* **What to produce**
For this exercise, repeat the whole listing below exactly. Leave the pictures out.

* **Data supplied**
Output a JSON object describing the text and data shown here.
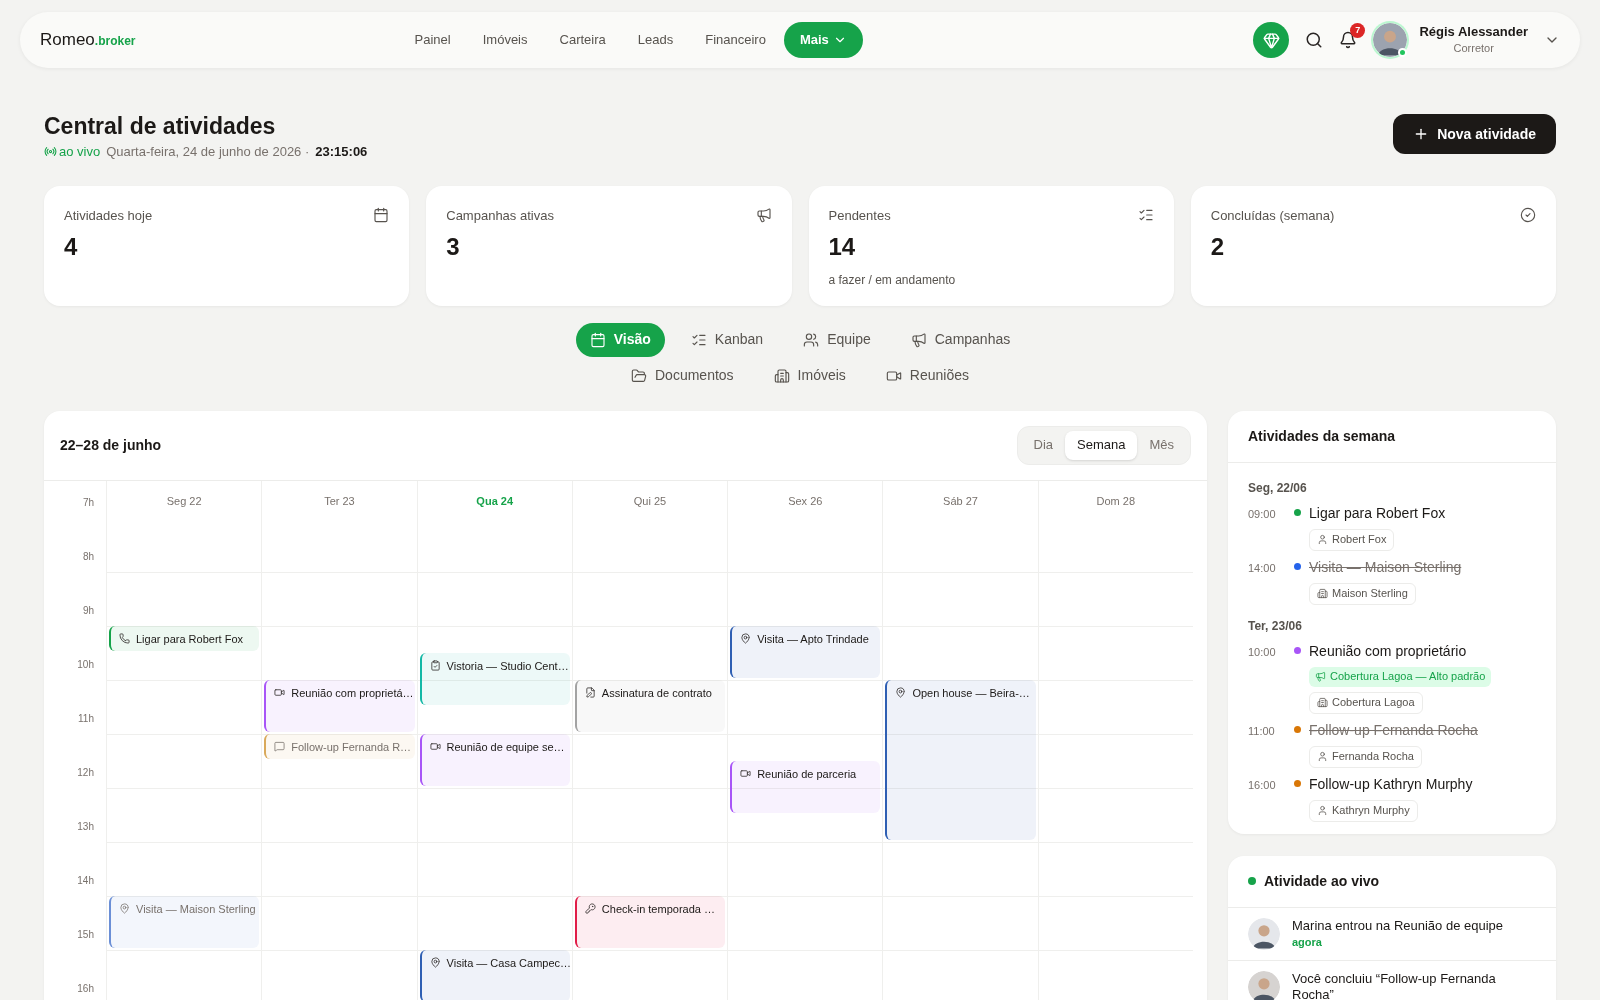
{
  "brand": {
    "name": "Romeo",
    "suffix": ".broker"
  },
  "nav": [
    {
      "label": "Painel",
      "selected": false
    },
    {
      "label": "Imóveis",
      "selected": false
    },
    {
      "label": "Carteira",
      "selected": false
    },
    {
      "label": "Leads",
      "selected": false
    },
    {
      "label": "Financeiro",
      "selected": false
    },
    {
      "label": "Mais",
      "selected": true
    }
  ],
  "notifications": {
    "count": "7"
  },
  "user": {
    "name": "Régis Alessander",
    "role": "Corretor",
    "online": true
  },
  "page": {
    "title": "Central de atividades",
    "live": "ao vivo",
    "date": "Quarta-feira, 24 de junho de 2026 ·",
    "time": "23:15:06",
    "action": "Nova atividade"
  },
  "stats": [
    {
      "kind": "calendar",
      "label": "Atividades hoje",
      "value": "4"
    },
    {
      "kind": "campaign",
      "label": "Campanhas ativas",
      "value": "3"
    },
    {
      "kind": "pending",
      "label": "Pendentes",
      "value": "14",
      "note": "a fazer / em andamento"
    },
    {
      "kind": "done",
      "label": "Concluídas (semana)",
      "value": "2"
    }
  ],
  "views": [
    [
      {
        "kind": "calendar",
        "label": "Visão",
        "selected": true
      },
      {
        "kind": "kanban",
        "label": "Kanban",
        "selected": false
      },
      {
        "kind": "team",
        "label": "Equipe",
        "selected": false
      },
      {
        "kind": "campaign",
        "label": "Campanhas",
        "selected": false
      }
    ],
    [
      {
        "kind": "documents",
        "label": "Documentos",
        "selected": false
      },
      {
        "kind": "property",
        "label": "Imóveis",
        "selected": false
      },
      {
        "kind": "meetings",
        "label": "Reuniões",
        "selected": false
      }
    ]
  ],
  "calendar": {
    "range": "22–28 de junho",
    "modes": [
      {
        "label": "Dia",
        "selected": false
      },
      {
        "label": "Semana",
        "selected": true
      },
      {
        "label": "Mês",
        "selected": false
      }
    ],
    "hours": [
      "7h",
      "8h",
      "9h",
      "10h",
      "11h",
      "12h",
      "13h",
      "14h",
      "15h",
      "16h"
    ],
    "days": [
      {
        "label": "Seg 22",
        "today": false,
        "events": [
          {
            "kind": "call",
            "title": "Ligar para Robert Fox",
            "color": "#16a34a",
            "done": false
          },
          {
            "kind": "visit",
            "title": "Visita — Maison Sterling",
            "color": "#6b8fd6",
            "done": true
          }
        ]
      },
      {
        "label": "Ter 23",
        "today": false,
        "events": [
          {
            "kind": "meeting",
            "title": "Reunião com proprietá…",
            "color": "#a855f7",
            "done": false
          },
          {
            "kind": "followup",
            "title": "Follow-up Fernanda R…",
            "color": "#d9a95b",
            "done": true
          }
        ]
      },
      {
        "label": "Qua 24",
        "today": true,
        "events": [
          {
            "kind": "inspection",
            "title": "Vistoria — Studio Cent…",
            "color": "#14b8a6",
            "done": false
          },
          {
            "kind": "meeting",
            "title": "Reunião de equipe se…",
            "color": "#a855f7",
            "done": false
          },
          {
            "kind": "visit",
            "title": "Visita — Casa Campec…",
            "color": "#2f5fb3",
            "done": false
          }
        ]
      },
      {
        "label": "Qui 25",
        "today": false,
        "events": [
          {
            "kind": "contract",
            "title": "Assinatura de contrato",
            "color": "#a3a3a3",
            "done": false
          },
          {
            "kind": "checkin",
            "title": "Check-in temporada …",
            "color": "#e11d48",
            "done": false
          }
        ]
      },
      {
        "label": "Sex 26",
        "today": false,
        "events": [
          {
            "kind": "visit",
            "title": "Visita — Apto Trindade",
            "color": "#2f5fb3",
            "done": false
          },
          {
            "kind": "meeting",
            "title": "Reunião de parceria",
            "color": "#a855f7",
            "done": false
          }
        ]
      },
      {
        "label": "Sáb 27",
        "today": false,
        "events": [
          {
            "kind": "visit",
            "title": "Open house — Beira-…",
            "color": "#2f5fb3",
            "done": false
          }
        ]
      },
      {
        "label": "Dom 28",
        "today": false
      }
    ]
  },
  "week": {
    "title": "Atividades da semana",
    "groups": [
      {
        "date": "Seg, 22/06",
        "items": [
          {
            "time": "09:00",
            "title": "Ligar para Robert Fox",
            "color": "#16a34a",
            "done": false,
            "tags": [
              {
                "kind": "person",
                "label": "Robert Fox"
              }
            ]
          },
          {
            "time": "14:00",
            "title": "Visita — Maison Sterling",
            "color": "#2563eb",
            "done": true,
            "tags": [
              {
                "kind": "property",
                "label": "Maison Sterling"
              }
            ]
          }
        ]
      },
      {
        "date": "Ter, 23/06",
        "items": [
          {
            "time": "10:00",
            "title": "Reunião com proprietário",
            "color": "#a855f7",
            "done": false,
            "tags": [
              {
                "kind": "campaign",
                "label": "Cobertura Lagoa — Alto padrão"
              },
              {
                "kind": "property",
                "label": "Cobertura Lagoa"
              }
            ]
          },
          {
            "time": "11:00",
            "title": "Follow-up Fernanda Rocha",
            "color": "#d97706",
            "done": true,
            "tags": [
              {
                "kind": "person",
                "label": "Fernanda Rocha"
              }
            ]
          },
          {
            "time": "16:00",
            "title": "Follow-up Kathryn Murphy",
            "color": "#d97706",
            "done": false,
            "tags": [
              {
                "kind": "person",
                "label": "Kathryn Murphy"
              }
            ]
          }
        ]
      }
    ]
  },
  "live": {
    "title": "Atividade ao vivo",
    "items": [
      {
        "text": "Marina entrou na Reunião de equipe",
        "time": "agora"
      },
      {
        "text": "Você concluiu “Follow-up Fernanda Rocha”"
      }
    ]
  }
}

* **Exercise result**
Output a JSON object describing the text and data shown here.
{
  "brand": {
    "name": "Romeo",
    "suffix": ".broker"
  },
  "nav": [
    {
      "label": "Painel",
      "selected": false
    },
    {
      "label": "Imóveis",
      "selected": false
    },
    {
      "label": "Carteira",
      "selected": false
    },
    {
      "label": "Leads",
      "selected": false
    },
    {
      "label": "Financeiro",
      "selected": false
    },
    {
      "label": "Mais",
      "selected": true
    }
  ],
  "notifications": {
    "count": "7"
  },
  "user": {
    "name": "Régis Alessander",
    "role": "Corretor",
    "online": true
  },
  "page": {
    "title": "Central de atividades",
    "live": "ao vivo",
    "date": "Quarta-feira, 24 de junho de 2026 ·",
    "time": "23:15:06",
    "action": "Nova atividade"
  },
  "stats": [
    {
      "kind": "calendar",
      "label": "Atividades hoje",
      "value": "4"
    },
    {
      "kind": "campaign",
      "label": "Campanhas ativas",
      "value": "3"
    },
    {
      "kind": "pending",
      "label": "Pendentes",
      "value": "14",
      "note": "a fazer / em andamento"
    },
    {
      "kind": "done",
      "label": "Concluídas (semana)",
      "value": "2"
    }
  ],
  "views": [
    [
      {
        "kind": "calendar",
        "label": "Visão",
        "selected": true
      },
      {
        "kind": "kanban",
        "label": "Kanban",
        "selected": false
      },
      {
        "kind": "team",
        "label": "Equipe",
        "selected": false
      },
      {
        "kind": "campaign",
        "label": "Campanhas",
        "selected": false
      }
    ],
    [
      {
        "kind": "documents",
        "label": "Documentos",
        "selected": false
      },
      {
        "kind": "property",
        "label": "Imóveis",
        "selected": false
      },
      {
        "kind": "meetings",
        "label": "Reuniões",
        "selected": false
      }
    ]
  ],
  "calendar": {
    "range": "22–28 de junho",
    "modes": [
      {
        "label": "Dia",
        "selected": false
      },
      {
        "label": "Semana",
        "selected": true
      },
      {
        "label": "Mês",
        "selected": false
      }
    ],
    "hours": [
      "7h",
      "8h",
      "9h",
      "10h",
      "11h",
      "12h",
      "13h",
      "14h",
      "15h",
      "16h"
    ],
    "days": [
      {
        "label": "Seg 22",
        "today": false,
        "events": [
          {
            "kind": "call",
            "title": "Ligar para Robert Fox",
            "color": "#16a34a",
            "done": false
          },
          {
            "kind": "visit",
            "title": "Visita — Maison Sterling",
            "color": "#6b8fd6",
            "done": true
          }
        ]
      },
      {
        "label": "Ter 23",
        "today": false,
        "events": [
          {
            "kind": "meeting",
            "title": "Reunião com proprietá…",
            "color": "#a855f7",
            "done": false
          },
          {
            "kind": "followup",
            "title": "Follow-up Fernanda R…",
            "color": "#d9a95b",
            "done": true
          }
        ]
      },
      {
        "label": "Qua 24",
        "today": true,
        "events": [
          {
            "kind": "inspection",
            "title": "Vistoria — Studio Cent…",
            "color": "#14b8a6",
            "done": false
          },
          {
            "kind": "meeting",
            "title": "Reunião de equipe se…",
            "color": "#a855f7",
            "done": false
          },
          {
            "kind": "visit",
            "title": "Visita — Casa Campec…",
            "color": "#2f5fb3",
            "done": false
          }
        ]
      },
      {
        "label": "Qui 25",
        "today": false,
        "events": [
          {
            "kind": "contract",
            "title": "Assinatura de contrato",
            "color": "#a3a3a3",
            "done": false
          },
          {
            "kind": "checkin",
            "title": "Check-in temporada …",
            "color": "#e11d48",
            "done": false
          }
        ]
      },
      {
        "label": "Sex 26",
        "today": false,
        "events": [
          {
            "kind": "visit",
            "title": "Visita — Apto Trindade",
            "color": "#2f5fb3",
            "done": false
          },
          {
            "kind": "meeting",
            "title": "Reunião de parceria",
            "color": "#a855f7",
            "done": false
          }
        ]
      },
      {
        "label": "Sáb 27",
        "today": false,
        "events": [
          {
            "kind": "visit",
            "title": "Open house — Beira-…",
            "color": "#2f5fb3",
            "done": false
          }
        ]
      },
      {
        "label": "Dom 28",
        "today": false
      }
    ]
  },
  "week": {
    "title": "Atividades da semana",
    "groups": [
      {
        "date": "Seg, 22/06",
        "items": [
          {
            "time": "09:00",
            "title": "Ligar para Robert Fox",
            "color": "#16a34a",
            "done": false,
            "tags": [
              {
                "kind": "person",
                "label": "Robert Fox"
              }
            ]
          },
          {
            "time": "14:00",
            "title": "Visita — Maison Sterling",
            "color": "#2563eb",
            "done": true,
            "tags": [
              {
                "kind": "property",
                "label": "Maison Sterling"
              }
            ]
          }
        ]
      },
      {
        "date": "Ter, 23/06",
        "items": [
          {
            "time": "10:00",
            "title": "Reunião com proprietário",
            "color": "#a855f7",
            "done": false,
            "tags": [
              {
                "kind": "campaign",
                "label": "Cobertura Lagoa — Alto padrão"
              },
              {
                "kind": "property",
                "label": "Cobertura Lagoa"
              }
            ]
          },
          {
            "time": "11:00",
            "title": "Follow-up Fernanda Rocha",
            "color": "#d97706",
            "done": true,
            "tags": [
              {
                "kind": "person",
                "label": "Fernanda Rocha"
              }
            ]
          },
          {
            "time": "16:00",
            "title": "Follow-up Kathryn Murphy",
            "color": "#d97706",
            "done": false,
            "tags": [
              {
                "kind": "person",
                "label": "Kathryn Murphy"
              }
            ]
          }
        ]
      }
    ]
  },
  "live": {
    "title": "Atividade ao vivo",
    "items": [
      {
        "text": "Marina entrou na Reunião de equipe",
        "time": "agora"
      },
      {
        "text": "Você concluiu “Follow-up Fernanda Rocha”"
      }
    ]
  }
}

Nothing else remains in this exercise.